There are a lot of fortune tellers with different perspectives to justify their predictions and the media, both old and new, elevate these predictions and the masses stand in awe of the predictions and those that predict. Some "predictions" are called trends while the bases of the so called trends are merely opinions not founded on any statistical theory.
Entertaining and interesting said predictions or trends are nothing more than elevated opinions thanks to the "media" and those that follow it are used to propagate the entertainment as if it were fact but in reality it is nothing more than fiction. Outside the rigorous context of science, prediction is often confused with informed guess or opinion.
Predicting The Wrong Things
Any sound prediction is usually grounded in sound data assessment an analysis.
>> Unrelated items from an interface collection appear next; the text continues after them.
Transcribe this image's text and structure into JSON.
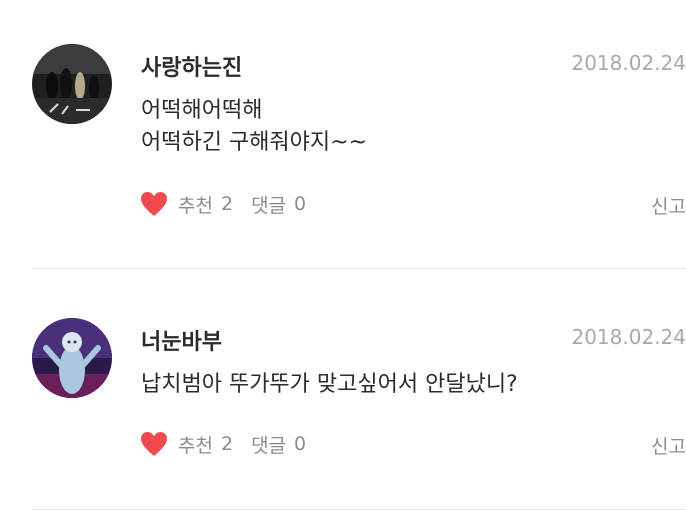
{
  "comments": [
    {
      "username": "사랑하는진",
      "date": "2018.02.24",
      "text": "어떡해어떡해\n어떡하긴 구해줘야지~~",
      "recommend_label": "추천",
      "recommend_count": "2",
      "reply_label": "댓글",
      "reply_count": "0",
      "report_label": "신고",
      "avatar_icon": "avatar-photo-icon",
      "heart_color": "#ee4a4f"
    },
    {
      "username": "너눈바부",
      "date": "2018.02.24",
      "text": "납치범아 뚜가뚜가 맞고싶어서 안달났니?",
      "recommend_label": "추천",
      "recommend_count": "2",
      "reply_label": "댓글",
      "reply_count": "0",
      "report_label": "신고",
      "avatar_icon": "avatar-photo-icon",
      "heart_color": "#ee4a4f"
    }
  ]
}
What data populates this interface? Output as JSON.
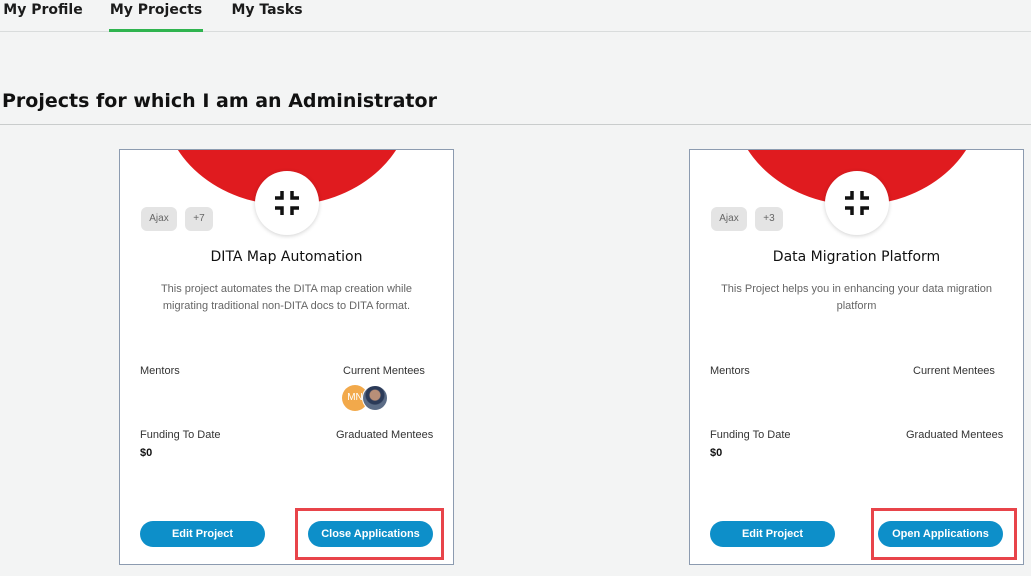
{
  "tabs": [
    {
      "label": "My Profile"
    },
    {
      "label": "My Projects"
    },
    {
      "label": "My Tasks"
    }
  ],
  "section_title": "Projects for which I am an Administrator",
  "cards": [
    {
      "tags": [
        "Ajax",
        "+7"
      ],
      "title": "DITA Map Automation",
      "description": "This project automates the DITA map creation while migrating traditional non-DITA docs to DITA format.",
      "mentors_label": "Mentors",
      "current_mentees_label": "Current Mentees",
      "mentee_initials": "MN",
      "funding_label": "Funding To Date",
      "funding_value": "$0",
      "graduated_label": "Graduated Mentees",
      "edit_label": "Edit Project",
      "applications_label": "Close Applications"
    },
    {
      "tags": [
        "Ajax",
        "+3"
      ],
      "title": "Data Migration Platform",
      "description": "This Project helps you in enhancing your data migration platform",
      "mentors_label": "Mentors",
      "current_mentees_label": "Current Mentees",
      "funding_label": "Funding To Date",
      "funding_value": "$0",
      "graduated_label": "Graduated Mentees",
      "edit_label": "Edit Project",
      "applications_label": "Open Applications"
    }
  ],
  "colors": {
    "accent_tab": "#2fb44f",
    "banner": "#e01b1f",
    "button": "#0d8fc9",
    "highlight": "#e8444a"
  },
  "icons": {
    "project_logo": "collapse-arrows-icon"
  }
}
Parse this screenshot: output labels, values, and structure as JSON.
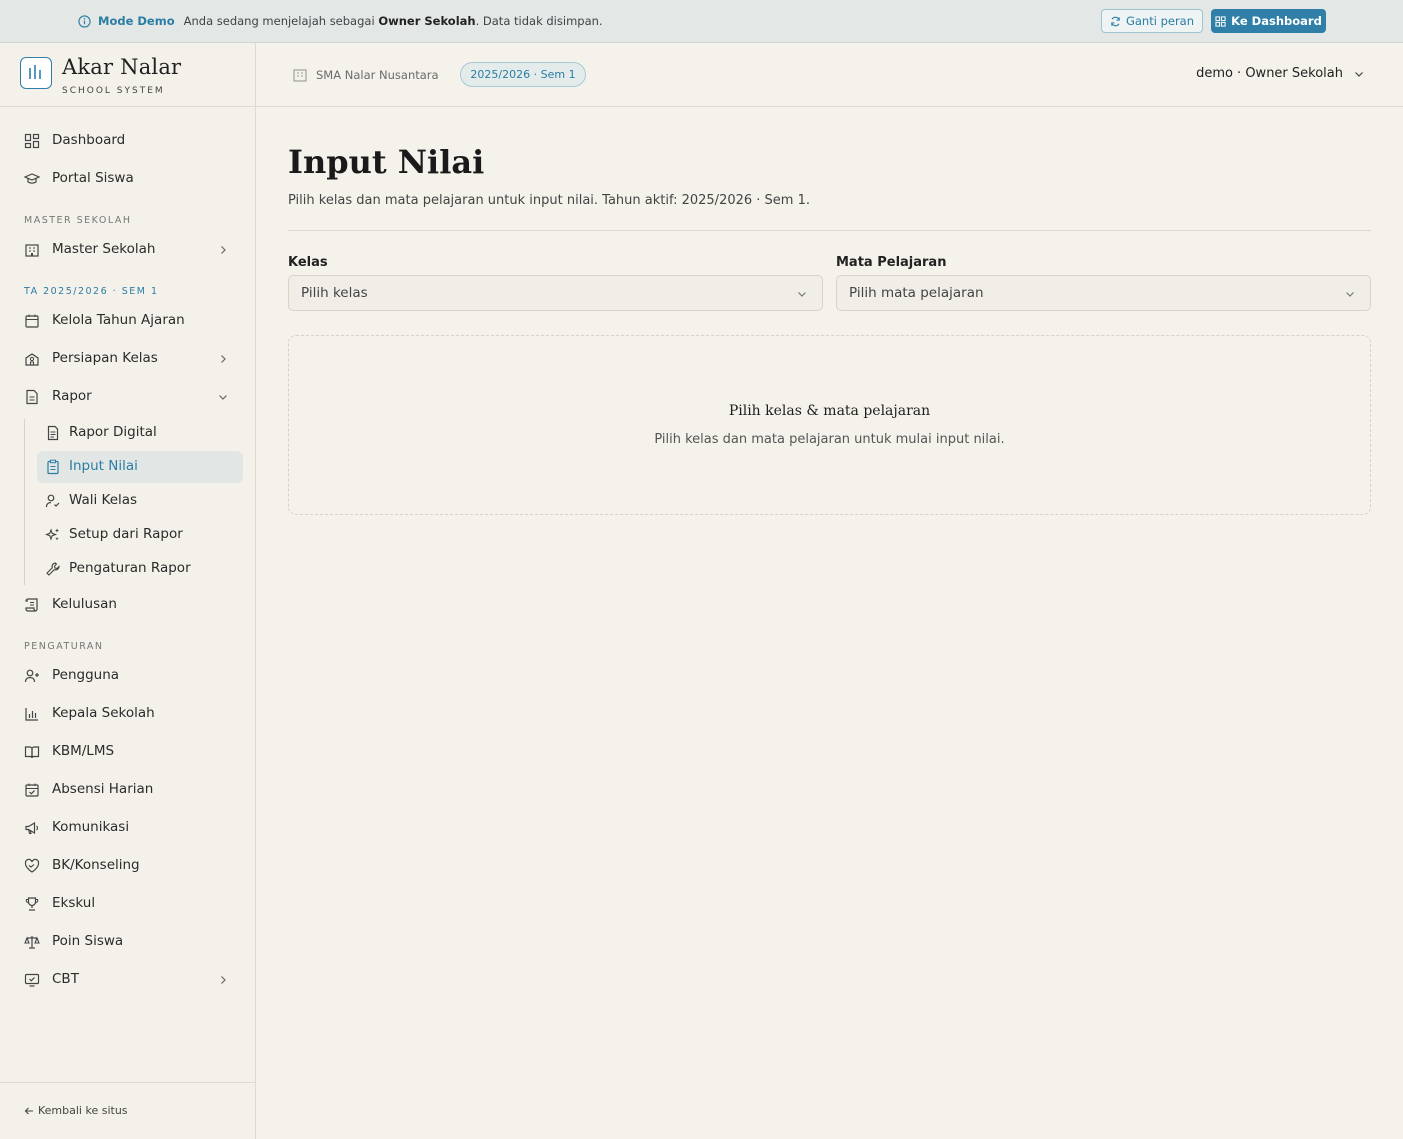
{
  "banner": {
    "mode_label": "Mode Demo",
    "text_before": "Anda sedang menjelajah sebagai",
    "role": "Owner Sekolah",
    "text_after": ". Data tidak disimpan.",
    "switch_role_label": "Ganti peran",
    "dashboard_label": "Ke Dashboard"
  },
  "brand": {
    "name": "Akar Nalar",
    "subtitle": "SCHOOL SYSTEM"
  },
  "sidebar": {
    "items": {
      "dashboard": "Dashboard",
      "portal_siswa": "Portal Siswa",
      "master_sekolah": "Master Sekolah",
      "kelola_tahun_ajaran": "Kelola Tahun Ajaran",
      "persiapan_kelas": "Persiapan Kelas",
      "rapor": "Rapor",
      "rapor_digital": "Rapor Digital",
      "input_nilai": "Input Nilai",
      "wali_kelas": "Wali Kelas",
      "setup_dari_rapor": "Setup dari Rapor",
      "pengaturan_rapor": "Pengaturan Rapor",
      "kelulusan": "Kelulusan",
      "pengguna": "Pengguna",
      "kepala_sekolah": "Kepala Sekolah",
      "kbm_lms": "KBM/LMS",
      "absensi_harian": "Absensi Harian",
      "komunikasi": "Komunikasi",
      "bk_konseling": "BK/Konseling",
      "ekskul": "Ekskul",
      "poin_siswa": "Poin Siswa",
      "cbt": "CBT"
    },
    "sections": {
      "master": "MASTER SEKOLAH",
      "ta": "TA 2025/2026 · SEM 1",
      "pengaturan": "PENGATURAN"
    },
    "back_label": "Kembali ke situs"
  },
  "topbar": {
    "school_name": "SMA Nalar Nusantara",
    "year_badge": "2025/2026 · Sem 1",
    "user_label": "demo · Owner Sekolah"
  },
  "main": {
    "title": "Input Nilai",
    "subtitle": "Pilih kelas dan mata pelajaran untuk input nilai. Tahun aktif: 2025/2026 · Sem 1.",
    "kelas_label": "Kelas",
    "kelas_placeholder": "Pilih kelas",
    "mapel_label": "Mata Pelajaran",
    "mapel_placeholder": "Pilih mata pelajaran",
    "empty_title": "Pilih kelas & mata pelajaran",
    "empty_text": "Pilih kelas dan mata pelajaran untuk mulai input nilai."
  },
  "colors": {
    "accent": "#2f7fa8",
    "background": "#f5f2ec",
    "active_item_bg": "#e2e6e5"
  }
}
In the United States alone, McKinsey research shows, the demand for people with the deep analytical skills in big data (including machine learning and advanced statistical analysis) could outstrip current projections of supply by 50 to 60 percent. By 2018, as many as 140,000 to 190,000 additional specialists may be required. Also needed: an additional 1.5 million managers and analysts with a sharp understanding of how big data can be applied. Companies must step up their recruitment and retention programs, while making substantial investments in the education and training of key data personnel.
All this being said one can conclude that most of the predictions for 2013 are not based on the assessment and analysis of big data being created by all things social. Instead most predictions are an entertaining guess. Smart social businesses do not base their decisions on entertaining guesses rather models of the future based on data.